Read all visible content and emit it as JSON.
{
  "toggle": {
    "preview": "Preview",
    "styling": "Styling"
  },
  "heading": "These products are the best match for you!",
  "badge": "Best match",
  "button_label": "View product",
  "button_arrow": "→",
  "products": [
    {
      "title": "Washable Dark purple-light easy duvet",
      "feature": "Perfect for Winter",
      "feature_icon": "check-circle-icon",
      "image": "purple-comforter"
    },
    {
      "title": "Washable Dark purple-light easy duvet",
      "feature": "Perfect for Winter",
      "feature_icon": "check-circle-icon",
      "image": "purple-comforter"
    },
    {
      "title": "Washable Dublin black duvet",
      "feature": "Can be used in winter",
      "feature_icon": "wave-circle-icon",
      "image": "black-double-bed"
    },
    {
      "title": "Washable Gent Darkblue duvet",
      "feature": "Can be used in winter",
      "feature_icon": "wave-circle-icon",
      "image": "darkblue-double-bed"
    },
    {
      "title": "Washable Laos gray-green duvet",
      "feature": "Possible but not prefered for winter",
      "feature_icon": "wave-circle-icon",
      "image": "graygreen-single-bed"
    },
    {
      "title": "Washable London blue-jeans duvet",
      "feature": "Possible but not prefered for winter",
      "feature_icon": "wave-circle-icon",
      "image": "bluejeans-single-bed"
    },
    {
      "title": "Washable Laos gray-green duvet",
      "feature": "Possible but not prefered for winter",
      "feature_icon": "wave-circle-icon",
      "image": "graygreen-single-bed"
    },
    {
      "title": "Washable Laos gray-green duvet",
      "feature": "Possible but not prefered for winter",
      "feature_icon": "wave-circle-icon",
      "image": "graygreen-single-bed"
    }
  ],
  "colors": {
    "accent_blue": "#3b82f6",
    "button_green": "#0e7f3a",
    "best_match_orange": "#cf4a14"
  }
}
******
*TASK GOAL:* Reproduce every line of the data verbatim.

*TASK ANSWER:*
Read all visible content and emit it as JSON.
{
  "toggle": {
    "preview": "Preview",
    "styling": "Styling"
  },
  "heading": "These products are the best match for you!",
  "badge": "Best match",
  "button_label": "View product",
  "button_arrow": "→",
  "products": [
    {
      "title": "Washable Dark purple-light easy duvet",
      "feature": "Perfect for Winter",
      "feature_icon": "check-circle-icon",
      "image": "purple-comforter"
    },
    {
      "title": "Washable Dark purple-light easy duvet",
      "feature": "Perfect for Winter",
      "feature_icon": "check-circle-icon",
      "image": "purple-comforter"
    },
    {
      "title": "Washable Dublin black duvet",
      "feature": "Can be used in winter",
      "feature_icon": "wave-circle-icon",
      "image": "black-double-bed"
    },
    {
      "title": "Washable Gent Darkblue duvet",
      "feature": "Can be used in winter",
      "feature_icon": "wave-circle-icon",
      "image": "darkblue-double-bed"
    },
    {
      "title": "Washable Laos gray-green duvet",
      "feature": "Possible but not prefered for winter",
      "feature_icon": "wave-circle-icon",
      "image": "graygreen-single-bed"
    },
    {
      "title": "Washable London blue-jeans duvet",
      "feature": "Possible but not prefered for winter",
      "feature_icon": "wave-circle-icon",
      "image": "bluejeans-single-bed"
    },
    {
      "title": "Washable Laos gray-green duvet",
      "feature": "Possible but not prefered for winter",
      "feature_icon": "wave-circle-icon",
      "image": "graygreen-single-bed"
    },
    {
      "title": "Washable Laos gray-green duvet",
      "feature": "Possible but not prefered for winter",
      "feature_icon": "wave-circle-icon",
      "image": "graygreen-single-bed"
    }
  ],
  "colors": {
    "accent_blue": "#3b82f6",
    "button_green": "#0e7f3a",
    "best_match_orange": "#cf4a14"
  }
}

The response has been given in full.